Nominator-in-chief: How the Supreme Court will change under President Trump. THERE are two ways to think about the future of the Supreme Court in the wake of last night’s stunning upset in the presidential race: taking Donald Trump at his word when he says he will load the bench with conservatives, or, in view of his penchant for changing his mind, taking these promises with a shaker full of salt.
Neither offers much solace to liberals. Mr Trump has pledged to appoint highly conservative justices who will uphold gun rights, walk back the 18-month-old decision allowing gays and lesbians to wed and “automatically” overturn Roe v Wade, the 1973 ruling recognising a right to abortion choice. On the campaign trail, Mr Trump provided more information about his intentions with regard to the nation’s highest court than any presidential candidate has ever divulged: not one list of potential nominees but two, totalling 21 souls he says merit a shot in one of the Supreme Court’s nine seats.
Justice Ginsburg's Ominous Warning About Creeping Corporate Power. If you’re a business looking for new ways to squeeze money out of your consumers without having to worry about whether doing so is illegal, than you had a very good day in the Supreme Court on Monday.
In its first divided decision of the current Supreme Court term, the Court held in DIRECTV v. Imburgia that the satellite television company DIRECTV could effectively immunize itself from many suits claiming that they charged illegal fees, despite the fact that this decision cuts against language in DIRECTV’s own contract. Only three justices, the conservative Clarence Thomas and the liberals Ruth Bader Ginsburg and Sonia Sotomayor, dissented. On the surface, not very much is at stake in DIRECTV. The company allegedly charged early termination fees that violate California law. Yet the very smallness of the claim in DIRECTV makes it an important case. DIRECTV builds off a similar decision.
The DIRECTV case closely resembles Concepcion, with one exception. Concepcion is an odd decision. State Law Will Fine Schools $1,500 if They Fail to Force 100% of Students to Say Pledge. Evincing the West’s alarming push toward authoritarian nationalism, a Mississippi lawmaker has now sponsored a bill to fine any school $1,500 for failing to make students recite the Pledge of Allegiance to the U.S. flag within the first hour of classes every day.
State Representative William Shirley apparently deigns the matter so critical to children’s schooling, as the Sun Herald reports, he’s seeking to amend the 1972 Mississippi code dictating treatment of the U.S. flag on school grounds and guidelines regarding the Pledge of Allegiance to include a $1,500 penalty for errant schools.

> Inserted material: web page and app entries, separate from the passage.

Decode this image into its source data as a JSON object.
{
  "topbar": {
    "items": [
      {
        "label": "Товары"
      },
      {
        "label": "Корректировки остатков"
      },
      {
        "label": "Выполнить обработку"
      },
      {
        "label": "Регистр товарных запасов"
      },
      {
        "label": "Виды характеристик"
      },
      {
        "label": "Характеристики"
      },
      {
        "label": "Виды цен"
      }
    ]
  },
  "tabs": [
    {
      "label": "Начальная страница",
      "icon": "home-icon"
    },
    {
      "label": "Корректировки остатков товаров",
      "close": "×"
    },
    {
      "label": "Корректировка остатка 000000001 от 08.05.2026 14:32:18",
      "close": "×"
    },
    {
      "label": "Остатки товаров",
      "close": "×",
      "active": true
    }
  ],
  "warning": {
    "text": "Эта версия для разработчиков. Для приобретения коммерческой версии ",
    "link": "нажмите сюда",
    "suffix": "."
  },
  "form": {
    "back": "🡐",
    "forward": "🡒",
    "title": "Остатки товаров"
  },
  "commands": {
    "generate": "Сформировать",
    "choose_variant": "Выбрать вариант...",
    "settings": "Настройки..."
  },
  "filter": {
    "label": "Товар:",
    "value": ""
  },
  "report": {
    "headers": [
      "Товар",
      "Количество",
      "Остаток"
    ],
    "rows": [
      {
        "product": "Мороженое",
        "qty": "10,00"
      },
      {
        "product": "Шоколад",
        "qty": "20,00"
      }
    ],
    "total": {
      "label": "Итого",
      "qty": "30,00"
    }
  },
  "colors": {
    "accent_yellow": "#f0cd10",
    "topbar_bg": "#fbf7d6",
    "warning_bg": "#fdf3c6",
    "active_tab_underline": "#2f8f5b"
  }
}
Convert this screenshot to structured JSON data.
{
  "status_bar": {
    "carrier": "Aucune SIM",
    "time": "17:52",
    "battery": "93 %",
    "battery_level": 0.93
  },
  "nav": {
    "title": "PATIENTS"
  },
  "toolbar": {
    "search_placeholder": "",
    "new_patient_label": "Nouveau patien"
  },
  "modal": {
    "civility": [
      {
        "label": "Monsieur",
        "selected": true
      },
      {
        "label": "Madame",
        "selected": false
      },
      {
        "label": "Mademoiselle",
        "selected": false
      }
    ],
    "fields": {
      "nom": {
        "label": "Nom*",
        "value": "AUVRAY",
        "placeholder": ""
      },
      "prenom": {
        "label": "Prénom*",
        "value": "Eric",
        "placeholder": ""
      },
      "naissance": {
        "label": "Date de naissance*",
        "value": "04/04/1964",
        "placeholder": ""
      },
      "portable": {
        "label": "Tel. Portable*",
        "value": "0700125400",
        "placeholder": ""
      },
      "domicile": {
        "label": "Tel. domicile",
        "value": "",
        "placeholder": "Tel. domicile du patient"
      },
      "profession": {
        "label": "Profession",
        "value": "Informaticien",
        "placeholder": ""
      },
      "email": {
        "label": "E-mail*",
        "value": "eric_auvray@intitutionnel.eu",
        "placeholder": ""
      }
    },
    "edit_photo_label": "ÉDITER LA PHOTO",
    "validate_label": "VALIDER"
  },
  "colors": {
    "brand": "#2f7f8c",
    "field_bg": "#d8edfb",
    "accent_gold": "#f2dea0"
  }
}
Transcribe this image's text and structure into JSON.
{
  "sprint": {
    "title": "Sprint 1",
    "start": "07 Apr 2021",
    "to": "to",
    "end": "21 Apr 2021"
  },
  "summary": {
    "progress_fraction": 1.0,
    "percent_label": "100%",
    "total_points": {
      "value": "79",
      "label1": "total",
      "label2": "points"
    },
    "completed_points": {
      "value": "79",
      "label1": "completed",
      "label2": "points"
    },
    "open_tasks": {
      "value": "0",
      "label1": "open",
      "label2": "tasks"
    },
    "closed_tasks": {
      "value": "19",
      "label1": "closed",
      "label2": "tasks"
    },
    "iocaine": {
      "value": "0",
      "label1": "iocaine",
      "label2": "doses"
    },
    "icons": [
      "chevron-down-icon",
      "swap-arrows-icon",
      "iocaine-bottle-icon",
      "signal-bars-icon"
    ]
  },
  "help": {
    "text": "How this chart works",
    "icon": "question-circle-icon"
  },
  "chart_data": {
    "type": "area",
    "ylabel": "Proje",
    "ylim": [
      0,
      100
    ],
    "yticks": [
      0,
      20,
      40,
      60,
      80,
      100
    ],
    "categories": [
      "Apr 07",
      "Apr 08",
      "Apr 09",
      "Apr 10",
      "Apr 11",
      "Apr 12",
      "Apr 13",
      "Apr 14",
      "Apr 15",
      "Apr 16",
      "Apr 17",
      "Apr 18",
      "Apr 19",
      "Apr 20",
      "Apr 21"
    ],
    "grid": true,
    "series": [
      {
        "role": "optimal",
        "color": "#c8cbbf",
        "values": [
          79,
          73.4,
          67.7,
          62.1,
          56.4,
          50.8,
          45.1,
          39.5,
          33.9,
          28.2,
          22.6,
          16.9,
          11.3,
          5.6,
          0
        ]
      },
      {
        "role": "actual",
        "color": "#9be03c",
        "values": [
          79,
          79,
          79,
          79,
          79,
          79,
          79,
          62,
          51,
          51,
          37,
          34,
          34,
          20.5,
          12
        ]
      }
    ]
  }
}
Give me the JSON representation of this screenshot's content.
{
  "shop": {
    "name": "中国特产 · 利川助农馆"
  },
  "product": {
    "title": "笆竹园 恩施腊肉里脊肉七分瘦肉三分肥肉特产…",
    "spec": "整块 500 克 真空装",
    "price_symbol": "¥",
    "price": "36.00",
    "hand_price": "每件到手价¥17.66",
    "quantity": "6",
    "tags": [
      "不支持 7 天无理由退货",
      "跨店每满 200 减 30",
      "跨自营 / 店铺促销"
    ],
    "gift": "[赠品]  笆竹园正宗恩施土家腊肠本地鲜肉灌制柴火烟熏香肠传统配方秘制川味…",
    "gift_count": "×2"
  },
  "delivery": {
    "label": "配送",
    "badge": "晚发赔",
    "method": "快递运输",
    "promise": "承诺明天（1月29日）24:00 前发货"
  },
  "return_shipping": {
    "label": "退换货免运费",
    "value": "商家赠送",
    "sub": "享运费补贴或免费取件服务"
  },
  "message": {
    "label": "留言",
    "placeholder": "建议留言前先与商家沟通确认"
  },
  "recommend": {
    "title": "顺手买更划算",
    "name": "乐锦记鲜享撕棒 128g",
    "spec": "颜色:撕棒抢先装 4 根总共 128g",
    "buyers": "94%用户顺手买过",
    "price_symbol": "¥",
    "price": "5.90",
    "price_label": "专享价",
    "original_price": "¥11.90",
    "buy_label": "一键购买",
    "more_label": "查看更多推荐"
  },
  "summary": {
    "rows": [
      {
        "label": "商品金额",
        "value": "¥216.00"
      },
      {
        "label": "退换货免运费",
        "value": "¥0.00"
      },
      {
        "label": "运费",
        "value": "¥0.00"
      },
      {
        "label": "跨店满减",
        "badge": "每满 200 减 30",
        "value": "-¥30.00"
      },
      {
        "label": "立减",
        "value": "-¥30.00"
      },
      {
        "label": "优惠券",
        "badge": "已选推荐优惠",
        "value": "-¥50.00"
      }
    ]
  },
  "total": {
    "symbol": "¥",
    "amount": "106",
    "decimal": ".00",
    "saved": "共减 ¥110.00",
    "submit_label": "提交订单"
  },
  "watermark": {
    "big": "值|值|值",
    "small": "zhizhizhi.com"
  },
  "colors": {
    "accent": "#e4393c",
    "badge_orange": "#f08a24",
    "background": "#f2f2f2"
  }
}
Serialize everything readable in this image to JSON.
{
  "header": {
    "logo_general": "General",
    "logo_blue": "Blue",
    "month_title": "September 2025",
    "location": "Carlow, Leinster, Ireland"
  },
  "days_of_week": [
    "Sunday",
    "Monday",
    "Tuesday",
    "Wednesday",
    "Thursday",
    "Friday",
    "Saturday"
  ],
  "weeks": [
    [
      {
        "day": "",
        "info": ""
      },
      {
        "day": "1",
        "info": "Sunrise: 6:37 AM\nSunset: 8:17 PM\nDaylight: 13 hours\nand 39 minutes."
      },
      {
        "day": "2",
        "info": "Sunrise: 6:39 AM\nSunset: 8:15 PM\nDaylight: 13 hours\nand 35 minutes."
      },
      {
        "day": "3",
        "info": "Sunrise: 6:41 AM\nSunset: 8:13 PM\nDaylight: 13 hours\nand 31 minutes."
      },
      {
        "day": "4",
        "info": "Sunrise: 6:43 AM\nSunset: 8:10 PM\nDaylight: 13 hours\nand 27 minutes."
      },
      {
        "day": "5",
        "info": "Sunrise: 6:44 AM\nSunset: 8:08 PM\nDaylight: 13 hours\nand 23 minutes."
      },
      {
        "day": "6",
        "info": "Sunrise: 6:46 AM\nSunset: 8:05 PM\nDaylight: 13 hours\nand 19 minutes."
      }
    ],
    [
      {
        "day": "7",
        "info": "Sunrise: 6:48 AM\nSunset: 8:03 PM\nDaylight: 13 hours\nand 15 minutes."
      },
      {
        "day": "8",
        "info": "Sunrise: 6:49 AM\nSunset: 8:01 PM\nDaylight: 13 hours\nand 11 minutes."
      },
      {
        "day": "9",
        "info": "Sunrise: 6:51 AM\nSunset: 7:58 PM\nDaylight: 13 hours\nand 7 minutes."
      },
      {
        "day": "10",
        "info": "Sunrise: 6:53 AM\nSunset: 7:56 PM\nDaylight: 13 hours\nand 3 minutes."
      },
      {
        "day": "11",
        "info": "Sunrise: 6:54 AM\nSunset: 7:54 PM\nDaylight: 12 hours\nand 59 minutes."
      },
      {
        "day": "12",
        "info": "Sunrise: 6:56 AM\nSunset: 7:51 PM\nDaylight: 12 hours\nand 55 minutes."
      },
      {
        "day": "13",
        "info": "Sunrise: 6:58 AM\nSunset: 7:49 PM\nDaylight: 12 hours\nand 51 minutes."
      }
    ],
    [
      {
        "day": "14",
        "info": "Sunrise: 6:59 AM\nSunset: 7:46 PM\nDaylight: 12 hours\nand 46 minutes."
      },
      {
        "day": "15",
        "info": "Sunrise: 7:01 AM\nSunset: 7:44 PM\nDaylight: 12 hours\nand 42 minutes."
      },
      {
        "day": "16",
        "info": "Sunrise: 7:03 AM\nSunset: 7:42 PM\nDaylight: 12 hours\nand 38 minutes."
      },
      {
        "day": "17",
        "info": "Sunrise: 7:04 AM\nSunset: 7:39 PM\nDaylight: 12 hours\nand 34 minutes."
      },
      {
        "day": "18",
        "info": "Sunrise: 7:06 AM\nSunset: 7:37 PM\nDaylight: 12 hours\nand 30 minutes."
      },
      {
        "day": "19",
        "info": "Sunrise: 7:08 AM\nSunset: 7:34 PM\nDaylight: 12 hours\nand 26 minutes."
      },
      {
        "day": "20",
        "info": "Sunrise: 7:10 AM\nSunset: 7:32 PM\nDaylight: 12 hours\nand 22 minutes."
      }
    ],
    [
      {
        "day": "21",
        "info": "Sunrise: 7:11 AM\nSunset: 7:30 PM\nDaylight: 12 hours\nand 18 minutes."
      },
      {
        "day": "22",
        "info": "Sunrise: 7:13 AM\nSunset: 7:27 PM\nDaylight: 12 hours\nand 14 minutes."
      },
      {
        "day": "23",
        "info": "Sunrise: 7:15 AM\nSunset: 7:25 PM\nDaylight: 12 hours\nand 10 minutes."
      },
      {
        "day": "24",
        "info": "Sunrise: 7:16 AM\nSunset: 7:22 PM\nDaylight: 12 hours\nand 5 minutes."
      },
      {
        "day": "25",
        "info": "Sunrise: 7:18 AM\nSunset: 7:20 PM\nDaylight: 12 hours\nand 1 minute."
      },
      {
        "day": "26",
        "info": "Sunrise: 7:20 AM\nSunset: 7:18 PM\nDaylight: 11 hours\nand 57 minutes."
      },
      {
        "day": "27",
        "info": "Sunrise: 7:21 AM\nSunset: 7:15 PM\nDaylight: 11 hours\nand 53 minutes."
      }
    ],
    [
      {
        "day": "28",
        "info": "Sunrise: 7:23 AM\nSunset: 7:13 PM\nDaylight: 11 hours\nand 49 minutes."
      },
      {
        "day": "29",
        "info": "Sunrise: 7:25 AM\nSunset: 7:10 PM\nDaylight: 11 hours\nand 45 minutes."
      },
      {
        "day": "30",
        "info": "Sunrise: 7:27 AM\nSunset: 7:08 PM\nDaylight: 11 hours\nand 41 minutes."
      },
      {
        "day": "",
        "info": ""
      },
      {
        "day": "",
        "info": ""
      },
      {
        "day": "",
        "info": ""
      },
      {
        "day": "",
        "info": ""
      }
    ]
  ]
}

While it seems Shirley’s bill constitutes coercive, forced nationalism — pledge your allegiance to that flag, or literally pay the consequences — a provision in the proposal provides a loophole for any objectors, as “any student or teacher who objects to reciting the oath of allegiance shall be excused from participating without penalty.” “Here’s the deal. Bossdictateshealth. Scott Walker Leaks Could Force Supreme Court to Confront Dark Money. Caricature of Scott Walker.
Photo Credit: Donkey Hotey via Flickr arely do members of the public get to see behind the closed doors of political nonprofits, which may receive unlimited amounts of money from mega-donors without disclosing anything about their operations. But a trove of leaked documents from an investigation into Wisconsin Governor Scott Walker’s 2012 recall election campaign has offered an unprecedented look at how politicians operate in a post-Citizens United world that features record levels of undisclosed political money. The documents, leaked to The Guardian newspaper, detail the allegedly illegal coordination between Walker’s campaign and an outside group. Walker, in a scramble to win a bitterly contested election, asked a slew of right-wing billionaires in 2011 and 2012 to pour money into the Wisconsin Club for Growth, a dark money group working closely with a top aide to the governor. The campaign’s coordinated effort with the outside group was a success.
SCOTUS Just Delivered A Huge Victory For Criminal Justice Reform. The verdict in Montgomery v.
Louisiana is in and considering the implications, I’m almost certain Jan. 25, 2015 will go down in history as a signature victory for criminal justice reform in the United States. By a margin of 6-3, the Supreme Court extended a 2012 ruling (Miller v. Alabama) retroactively, striking down automatic life sentences without parole possibility for teenage killers in the United States. Moreover, the ruling is retroactive, meaning that inmates who were given life sentences without the possibility of parole as teenagers long ago can now petition their freedom.
Justices Anthony Kennedy, Ruth Bader Ginsberg, Stephen Breyer, Sonia Sotomayor, Elena Kagan, and Chief Justice John Roberts ruled in favor, while Justices Samuel Alito, Clarence Thomas, and Antonin Scalia ruled against extending Miller v. From left to right: (top row) Associate Justice Sonia Sotomayor, Associate Justice Stephen G. The verdict in Montgomery v. Consider Norway’s criminal justice system.
Big Money. Citizens United.